What Do B2B Buyers Value When Making Buying Decisions?

To answer it, I’m summarising an excellent article in the Harvard Business Review:

The B2B Elements of Value by Eric Almquist, Jamie Cleghorn and Lori Sherer from the March–April 2018 Issue (You can read the original here).

Bain, the strategy consultants have produced 40 elements of value which they fit into five major categories. They have also look at what consumers value when buying.

The Main Categories of B2B Values

[continue reading…]

in 3 – Your Strategic Positioning, 4 – Lead Generation

The Irresistible Value Proposition by Steve Thompson

The full title of this book by Steve Thompson is

The Irresistible Value Proposition: Make the Customer Want What You’re Selling and Want It Now

In my review posted on Amazon.co.uk, I gave the book a 4 Stars rating. This means it is Good to Very Good.

Here is my book review.

This presents the value proposition at the time of selling a particular deal to a particular customer

The author advises on deal-making, about 50% of the time selling and 50% buying. This gives him an excellent perspective of what you need to do to understand and communicate value and why our business is the one to choose. [continue reading…]

in 3 – Your Strategic Positioning, 5 – Lead Conversion

The Customer Value Attribute Map is an essential tool to help you focus on establishing and maintaining a competitive advantage based on differentiation (i.e being different in ways which matter to the targeted customers.)

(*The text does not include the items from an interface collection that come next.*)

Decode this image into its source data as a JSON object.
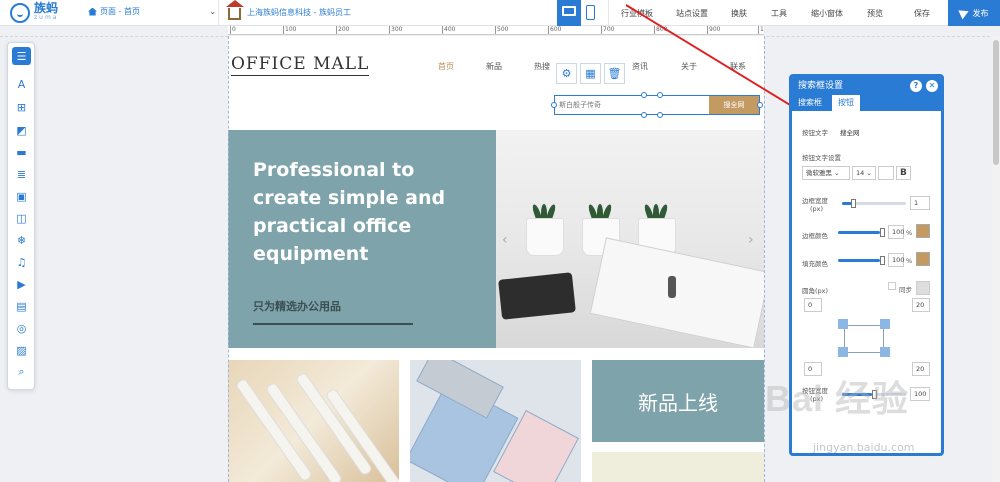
{
  "app": {
    "logo_cn": "族蚂",
    "logo_en": "zuma",
    "page_selector": "页面 - 首页",
    "site_name": "上海族蚂信息科技 - 族蚂员工"
  },
  "menu": [
    "行业模板",
    "站点设置",
    "换肤",
    "工具",
    "缩小窗体",
    "预览",
    "保存"
  ],
  "publish_label": "发布",
  "ruler": [
    "0",
    "100",
    "200",
    "300",
    "400",
    "500",
    "600",
    "700",
    "800",
    "900",
    "1000"
  ],
  "site": {
    "logo": "OFFICE MALL",
    "nav": [
      "首页",
      "新品",
      "热搜",
      "资讯",
      "关于",
      "联系"
    ],
    "hero_title": "Professional to create simple and practical office equipment",
    "hero_sub": "只为精选办公用品",
    "tile_new": "新品上线",
    "search_placeholder": "斯白般子传奇",
    "search_button": "搜全网"
  },
  "panel": {
    "title": "搜索框设置",
    "tabs": [
      "搜索框",
      "按钮"
    ],
    "button_text_label": "按钮文字",
    "button_text_value": "搜全网",
    "font_settings_label": "按钮文字设置",
    "font_family": "微软雅黑",
    "font_size": "14",
    "bold": "B",
    "border_width_label": "边框宽度",
    "border_width_unit": "(px)",
    "border_width_value": "1",
    "border_color_label": "边框颜色",
    "border_color_value": "100",
    "fill_color_label": "填充颜色",
    "fill_color_value": "100",
    "percent": "%",
    "radius_label": "圆角(px)",
    "sync_label": "同步",
    "radius_tl": "0",
    "radius_tr": "20",
    "radius_bl": "0",
    "radius_br": "20",
    "button_width_label": "按钮宽度",
    "button_width_value": "100",
    "button_height_label": "(px)",
    "accent": "#2a7bd4",
    "swatch": "#c49a63"
  },
  "watermark": {
    "brand": "Bai 经验",
    "url": "jingyan.baidu.com"
  }
}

It goes by different names:

  • W. Chan Kim and Renee Mauborgne call it the Strategy Canvas in Blue Ocean Strategy, (This is probably the most famous of the names due to the popularity of the book.)
  • Cliff Bowman calls it the Customer Matrix in Competitive and Corporate Strategy,
  • I call a Customer Value Attribute Map (because I feel that’s the most descriptive) and
  • others call it a Customer Value Matrix.

It doesn’t really matter what you call it as long as you use the basic concept to get crystal clear about what particular customer segments or niches want and what you and your closest competitors offer. This way you can see areas where you are better than them, where they are better than you and where one of you offers a unique attribute.

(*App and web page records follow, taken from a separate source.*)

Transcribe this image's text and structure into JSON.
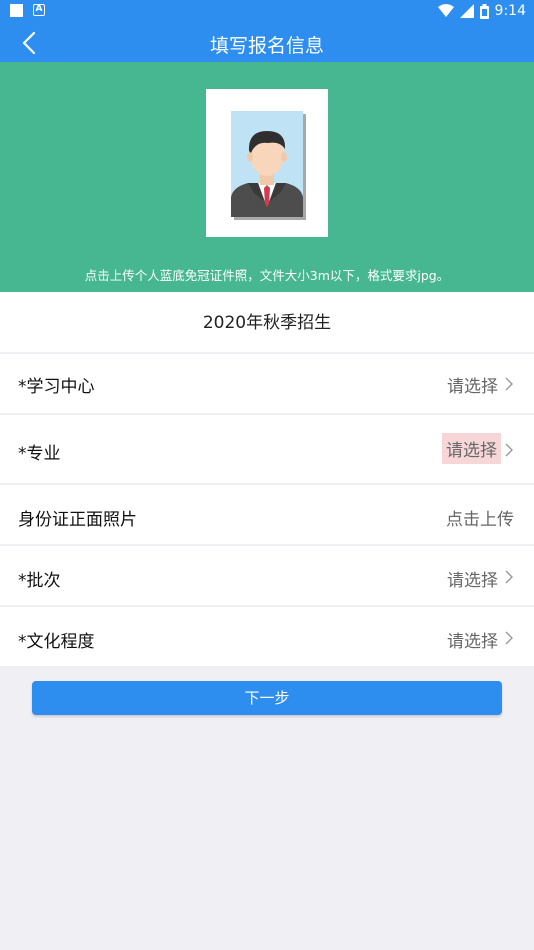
{
  "status_bar": {
    "time": "9:14"
  },
  "header": {
    "title": "填写报名信息"
  },
  "photo": {
    "hint": "点击上传个人蓝底免冠证件照，文件大小3m以下，格式要求jpg。"
  },
  "season": {
    "title": "2020年秋季招生"
  },
  "form": {
    "rows": [
      {
        "label": "*学习中心",
        "value": "请选择"
      },
      {
        "label": "*专业",
        "value": "请选择"
      },
      {
        "label": "身份证正面照片",
        "value": "点击上传"
      },
      {
        "label": "*批次",
        "value": "请选择"
      },
      {
        "label": "*文化程度",
        "value": "请选择"
      }
    ]
  },
  "actions": {
    "next_label": "下一步"
  },
  "colors": {
    "primary": "#2e8ef0",
    "photo_bg": "#46b790",
    "highlight": "#f7d6d8"
  }
}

Just don’t confuse it with the Customer Value Map which shows the fair value line of value for money between low price, low value brands and high price, high value brands and where your business lies in relation to that fair value line. [continue reading…]

in 3 – Your Strategic Positioning

What Is Your Market Position? The Customer Value Map

There are many ways to differentiate a business. One of the easiest to understand is to find an unoccupied position on the customer value map where there is latent demand from customers.

What Is A Customer Value Map?

It’s a graphical representation of your market with price on one axis and customer value (i.e. what the customer gets for her money) on the other.

Customer value has many different components or attributes but at this stage, assume that value has a strong relationship with price along the lines of the old cliché… you get what you pay for.

This cliche is used to justify spending more on an item because (generally) price is a reliable signal of inherent quality.

An Example of A Customer Value Map

Here’s an example from the car industry which shows the fair value line for different brands. [continue reading…]

in 3 – Your Strategic Positioning, 4 – Lead Generation